by Dustin Blitchok
The Democratic Republic of the Congo (DRC) is the green heart of Africa. The country has the second largest rainforest in the world. It is resource rich but plagued with human rights problems. Although you may have never heard about them, the humanitarian crises resulting from the plundering of the DRC’s mineral resources are severe.
The diamond you wear on your finger and minerals in your cell phone, laptop or PlayStation are likely to have come from Katanga Province in the DRC. This region’s vast mineral and natural resources include cobalt, copper, cadmium, industrial and gem diamonds, gold, silver, zinc, manganese, tin, germanium, uranium, radium, bauxite, iron ore, coal, niobium, timber, cassiterite and coltan. They are being mined in what amounts to an international plundering of this troubled country’s valuable resources.

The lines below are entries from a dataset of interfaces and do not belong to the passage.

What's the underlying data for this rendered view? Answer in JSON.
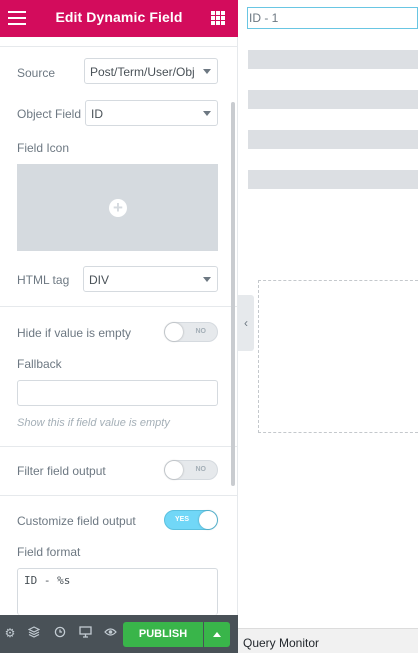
{
  "header": {
    "title": "Edit Dynamic Field"
  },
  "fields": {
    "source": {
      "label": "Source",
      "value": "Post/Term/User/Obj"
    },
    "object_field": {
      "label": "Object Field",
      "value": "ID"
    },
    "field_icon": {
      "label": "Field Icon"
    },
    "html_tag": {
      "label": "HTML tag",
      "value": "DIV"
    },
    "hide_if_empty": {
      "label": "Hide if value is empty",
      "toggle": "NO"
    },
    "fallback": {
      "label": "Fallback",
      "value": "",
      "hint": "Show this if field value is empty"
    },
    "filter_output": {
      "label": "Filter field output",
      "toggle": "NO"
    },
    "customize_output": {
      "label": "Customize field output",
      "toggle": "YES"
    },
    "field_format": {
      "label": "Field format",
      "value": "ID - %s"
    }
  },
  "footer": {
    "publish_label": "PUBLISH"
  },
  "preview": {
    "id_text": "ID - 1",
    "query_monitor": "Query Monitor"
  },
  "colors": {
    "brand": "#d30c5c",
    "publish": "#39b54a",
    "footer": "#495157",
    "toggle_on": "#71d7f7"
  }
}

One particular mineral found in the DRC, coltan, is in high demand in its refined form, tantalum, for use in consumer electronics. The increased demand for coltan has created a situation similar to the one usually associated with “conflict diamonds,” where profits are being used to fund military actions.
Coltan is believed to have paid for the Rwandan army to maintain a presence in the country by exporting at least 100 tons of coltan per month through Rwanda Metals. Over an 18 month period, this may have produced as much $250 million. The civil war that has raged in the DRC on and off since 1998 has claimed at least 3.8 million lives – a recent study by the International Rescue Committee reported 5.4 million – and has been funded in large part by the selling off of minerals through unofficial channels.
The Democratic Republic of the Congo also has more than 30 percent of the world’s diamond reserves, which produce more than $2 billion of diamonds annually. This wealth has not translated into a better quality of life for the people living in the DRC. The center of diamond mining, Mbjui Mayi, has little or no potable water, bad roads and scarce electricity.
These are just a few of the facts that paint a picture of the poverty in the DRC:
- Only 45 percent of the population has access to safe drinking water.
- Approximately two thirds of the population is malnourished
- Over 10,000 children work as soldiers.
- The gross national income per capita is approximately $120.
As the U.S. prepares to celebrate Labor Day, it is important to recognize the exploitation of the working people who extract the mineral resources used in the life-enhancing products that the labor movement has enabled many of us to enjoy.
In the DRC, child labor is pervasive. UNICEF estimated in 2001 that 23.5 percent of children ages 5-14 were working. Many are mining, hunting and fishing; others engage in prostitution.
Miners of any age in the DRC are often at risk. Many dig with their bare hands or shovels to extract ore. They are exposed to toxic or radioactive substances regularly, and the mines themselves often collapse.
For example, the Shinkolobwe uranium mine is the mine that supplied the uranium used in the atomic bombs dropped on Hiroshima and Nagasaki, Japan, by the United States in 1945. This mine was closed by the government in January 2004, but due to increased demand for cobalt – the DRC is the world’s largest supplier – informal digging continued. The mine later collapsed, killing eight people and injuring 13.
Many American and European companies are deeply involved in the pillaging of the African continent’s labor and resources. The De Beers diamond company owns 70 percent of the diamond mines in Africa and approximately 49 percent of all diamonds originate from central and southern Africa.
I would advise against purchasing any diamonds of African origin, but instead purchase Canadian diamonds that are guaranteed to be conflict-free.
Please keep the people and environment of Africa in mind, and realize that tragedies such as the Second Congo War, one of the worst conflicts since World War II, may not make the headlines despite the immense amount of human suffering.
Dustin Blitchok, a freelance writer and columnist, is a regular contributor and editorial advisor to the Oakland Press, a Pontiac, Mich., daily, and writes for the monthly Building Tradesman, a labor union publication. He can be reached at TheMicrobusMan@aol.com.